  51. ^ "DoD Directive 4715.5 - Management of Environmental Compliance at Overseas Installations" (PDF). Department of Defense Technical Information Center. 
  52. ^ "DoD Directive 4715.8 - Environmental Remediation for DoD Activities Overseas" (PDF). Department of Defense Technical Information Center. 
  53. ^ "DoD Directive 4715.11 - Environmental and Explosives Safety Management on Operational Ranges Within the United States" (PDF). Department of Defense Technical Information Center. 
  54. ^ "DoD Directive 4715.12 - Environmental and Explosives Safety Management on Operational Ranges Outside the United States" (PDF). Department of Defense Technical Information Center. 
  55. ^ "DoD Directive 6050.07 - Environmental Effects Abroad of Major Department of Defense Actions" (PDF). Department of Defense Technical Information Center. 
  56. ^ "Title 40 CFR --Protection of Environment (parts 150 to 189) CHAPTER I--ENVIRONMENTAL PROTECTION AGENCY". United States Government Printing Office. 
  57. ^ "Title 29: Labor PART 1910—OCCUPATIONAL SAFETY AND HEALTH STANDARDS (CONTINUED) Subpart Z—Toxic and Hazardous Substances". United States Government Printing Office. 
  58. ^ "EmployeeWorkplace Rights" (PDF). Occupational Safety and Health Administration. 
  59. ^ "Access to employee exposure and medical records". Occupational Health and Safety Administration. 
  60. ^ "Federal Workers Compensation". United States Department of Labor. 
  61. ^ "State Workers Compensation". United States Department of Labor. 
  62. ^ "Sick Building Syndrome". Environmental Protection Agency. 
  63. ^ HazCom (29 CFR1910.1200)
  64. ^ "Toxic and Hazardous Substances; Hazard Communication". United States Department of Labor; Occupational Health and Safety Administration. 
  65. ^ "49 FR". United States Department of Transportation. 

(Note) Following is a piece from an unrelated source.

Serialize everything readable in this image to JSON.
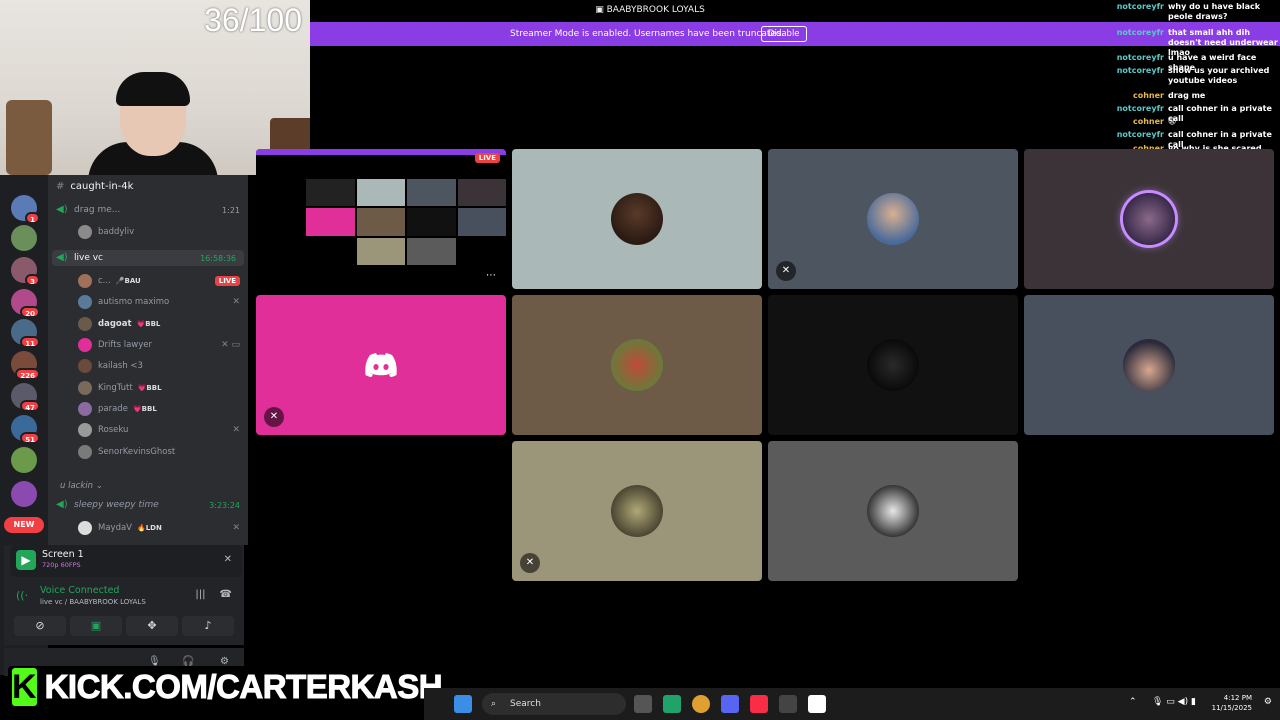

  66. ^ "California Local Air District Directory". California. 
  67. ^ "County Agricultural Commissioner Resources". California Department of Pesticide Regulation. 
  68. ^ "California Pesticide Information Portal". California. 
  69. ^ "Label Review Manual - Table of Contents". Environmental Protection Agency. 
  70. ^ a b "Toxic and Hazardous Substances; Access to employee exposure and medical records". OSHA. 
  71. ^ "IDEESE: Cases - Bhopal Plant Disaster". University of Massachusetts, Amherst. 
  72. ^ "Toxic 100". Public Economy Research Institute, University of Massachusetts. 

External links[edit]